How can you get involved?
If you are interested in becoming part of the Up for the Challenge teaching team please contact Breanna Banks at firstname.lastname@example.org. We plan on holding future Train the Trainer sessions, dates TBD. Please inquire for more information.
It’s finally Spring, and you know what that means… beach season (and swimsuit season) will be here soon! To get in shape quick, many fall victim to Fad Diets. Don’t let one of them be you!
But what is a Fad Diet and how do you know if the diet you’re following is one?
A Fad Diet is a diet that enjoys temporary popularity and is usually extreme.
Warning signs of a Fad Diet are:

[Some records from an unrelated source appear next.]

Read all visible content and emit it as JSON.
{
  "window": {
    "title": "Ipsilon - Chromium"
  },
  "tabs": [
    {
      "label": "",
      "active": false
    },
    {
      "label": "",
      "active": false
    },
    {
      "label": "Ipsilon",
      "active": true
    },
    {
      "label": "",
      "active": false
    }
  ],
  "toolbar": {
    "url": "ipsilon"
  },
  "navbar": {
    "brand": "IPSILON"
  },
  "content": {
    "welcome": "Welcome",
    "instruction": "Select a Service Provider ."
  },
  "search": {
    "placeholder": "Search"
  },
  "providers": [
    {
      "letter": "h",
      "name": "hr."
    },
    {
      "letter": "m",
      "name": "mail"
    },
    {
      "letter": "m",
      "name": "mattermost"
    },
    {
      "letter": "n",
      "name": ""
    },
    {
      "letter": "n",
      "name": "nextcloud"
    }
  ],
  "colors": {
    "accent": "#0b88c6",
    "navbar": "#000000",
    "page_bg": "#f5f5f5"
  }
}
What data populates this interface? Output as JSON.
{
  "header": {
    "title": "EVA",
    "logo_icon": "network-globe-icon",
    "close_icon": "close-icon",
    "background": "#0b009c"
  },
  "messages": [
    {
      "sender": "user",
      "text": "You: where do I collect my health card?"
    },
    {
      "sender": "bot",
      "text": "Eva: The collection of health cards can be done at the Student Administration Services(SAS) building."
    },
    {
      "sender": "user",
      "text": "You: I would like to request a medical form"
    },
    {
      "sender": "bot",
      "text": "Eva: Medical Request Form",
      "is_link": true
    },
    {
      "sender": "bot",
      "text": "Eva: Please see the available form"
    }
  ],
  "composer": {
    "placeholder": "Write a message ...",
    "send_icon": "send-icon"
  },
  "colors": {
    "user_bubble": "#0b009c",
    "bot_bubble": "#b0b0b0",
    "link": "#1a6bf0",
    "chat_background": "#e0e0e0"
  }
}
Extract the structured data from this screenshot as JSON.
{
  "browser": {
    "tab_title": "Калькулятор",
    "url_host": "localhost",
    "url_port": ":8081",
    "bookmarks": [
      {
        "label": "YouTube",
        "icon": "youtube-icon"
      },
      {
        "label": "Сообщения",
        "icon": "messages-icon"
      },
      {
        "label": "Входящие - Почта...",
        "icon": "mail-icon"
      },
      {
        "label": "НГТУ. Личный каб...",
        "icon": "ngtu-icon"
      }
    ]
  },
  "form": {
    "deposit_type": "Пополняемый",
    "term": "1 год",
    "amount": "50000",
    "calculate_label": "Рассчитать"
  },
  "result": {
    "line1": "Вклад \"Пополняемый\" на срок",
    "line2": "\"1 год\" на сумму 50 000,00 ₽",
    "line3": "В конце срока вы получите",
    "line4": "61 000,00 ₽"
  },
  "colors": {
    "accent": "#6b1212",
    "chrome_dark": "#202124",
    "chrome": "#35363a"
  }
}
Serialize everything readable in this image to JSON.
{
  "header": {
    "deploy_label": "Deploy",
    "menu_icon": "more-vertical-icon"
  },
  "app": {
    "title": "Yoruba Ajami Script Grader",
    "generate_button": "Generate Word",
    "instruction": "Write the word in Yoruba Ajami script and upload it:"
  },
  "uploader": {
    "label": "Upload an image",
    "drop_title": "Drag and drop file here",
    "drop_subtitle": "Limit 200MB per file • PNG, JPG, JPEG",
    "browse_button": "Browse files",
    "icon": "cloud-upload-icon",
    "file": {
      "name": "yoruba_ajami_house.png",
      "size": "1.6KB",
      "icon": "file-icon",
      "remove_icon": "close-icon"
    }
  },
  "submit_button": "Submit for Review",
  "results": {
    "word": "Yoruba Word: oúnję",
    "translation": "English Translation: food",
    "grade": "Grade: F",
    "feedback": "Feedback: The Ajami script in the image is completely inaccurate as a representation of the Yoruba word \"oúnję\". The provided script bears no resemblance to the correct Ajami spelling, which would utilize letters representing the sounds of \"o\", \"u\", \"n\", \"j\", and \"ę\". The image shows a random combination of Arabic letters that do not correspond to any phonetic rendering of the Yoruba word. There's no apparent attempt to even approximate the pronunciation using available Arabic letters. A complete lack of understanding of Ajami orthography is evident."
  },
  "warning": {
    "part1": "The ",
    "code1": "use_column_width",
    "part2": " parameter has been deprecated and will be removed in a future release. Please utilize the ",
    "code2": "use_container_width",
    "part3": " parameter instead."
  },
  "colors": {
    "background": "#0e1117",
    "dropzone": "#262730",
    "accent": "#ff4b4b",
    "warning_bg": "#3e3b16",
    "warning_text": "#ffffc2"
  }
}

- Promises of rapid weight loss and no need for exercise.
- Unlimited quantities of a certain food (think Cabbage Soup Diet or Grapefruit Diet).
- Strict limitations, like no carbohydrates.
- Rigid menus that label foods as “good” or “bad”.
- “Miracle foods” or weight loss supplements.
- Claims that combining some foods, or not combining some foods is the key to weight loss.
If it seems too good to be true, it probably is. Most Fad Diets do not promote lifestyle change and are not sustainable, which can lead to regaining the lost weight. Some can even be dangerous if followed for longer period of time due to a lack of necessary nutrients.
But, what is a healthy way to lose weight, and keep it off when summertime is long gone?
A healthy diet should be in line with the dietary guidelines, include physical activity, fit into your lifestyle, promote slow weight loss, and include behavior change.
The Dietary Guidelines for Americans state that a healthy diet should:
- Be rich in whole grains, fresh fruits and vegetables, and fat-free or low fat dairy products.
- Include lean meats, poultry, fish, beans, eggs, and nuts.
- Low in trans- and saturated fats, cholesterol, salt and added sugar.
- Stay within caloric needs.
The Physical Activity Guidelines for Americans state that adults should include 150 minutes of moderate intensity exercise a week or 75 minutes of vigorous activity. Resistance training should be included 2 or more times a week.
Check out our speaker bureau topics on nutrition at: https://cdn.extension.udel.edu/wp-content/uploads/2016/03/10113530/Nutrition-and-Food-Safety-speakers-bureau2016.pdf.